Ilhan Omar Apologizes For Statements Condemned As Anti-semitic
“Twitter is probably not the best medium for nuanced conversation,” Mr. Munayyer said. “But I don’t think the correct answer is we can’t talk about it. I think it is very important in this moment to have a conversation about U.S. relations with Israel.”
Ms. Mayer said she “wholeheartedly” accepts Ms. Omar’s “apology for her word choice while also appreciating the moral stance that she takes on this issue, which is pretty unprecedented in today’s Congress.”
Monday’s back and forth came on top of earlier flash points that pitted Ms. Omar against Israel’s fiercest supporters in Congress, Republican and Democrat. She told Yahoo News last month that when politicians “still uphold” Israel “as a democracy in the Middle East, I almost chuckle.” That brought back criticism of a 2012 tweet in which she accused Israel of hypnotizing the world to mask its evil deeds.
She had been trying to mend fences over those comments when Sunday night’s tweet went viral.

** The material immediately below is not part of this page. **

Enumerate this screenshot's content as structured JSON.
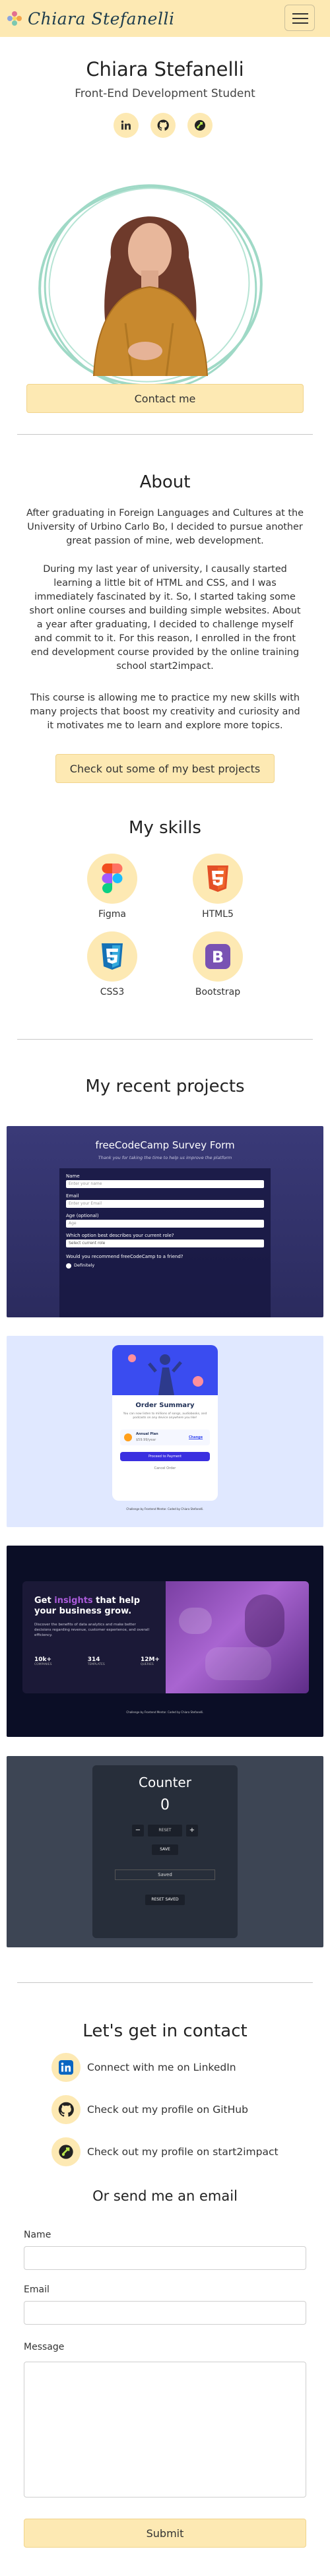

Before the leaders’ statement on Monday, other Democrats had broken rank to voice their condemnations. Two House Democrats, Representatives Elaine Luria, a freshman from Virginia, and Josh Gottheimer of New Jersey, released a letter Monday morning calling on Democratic leaders to speak out against any lawmaker who “uses harmful tropes and stereotypes, levels accusations of dual loyalty or makes reckless statements like those yesterday.”
“As Jewish members of Congress, we are deeply alarmed by recent rhetoric from certain members within our caucus, including just last night, that has disparaged us and called into question our loyalty to our nation,” they wrote. “We urge you to join us in calling on each member of our caucus to unite against anti-Semitism and hateful tropes and stereotypes.”
[Read the letter here.]
The two said in interviews that they were referring both to Ms. Omar and to another freshman Democrat, Representative Rashida Tlaib of Michigan, the other Muslim woman in Congress. Ms. Tlaib has also drawn fire for remarks that her critics say fuel anti-Semitic tropes, and Ms. Luria and Mr. Gottheimer recently met with her to express their concerns.
Both said they left the meeting disappointed that she did not apologize. Ms. Tlaib, who is Palestinian-American and whose grandmother lives in the West Bank, responded with a statement Monday evening saying in part that her “life’s work is centered on equality and justice,” adding, “I am not easily bullied away from choosing peace and truth dialogue.”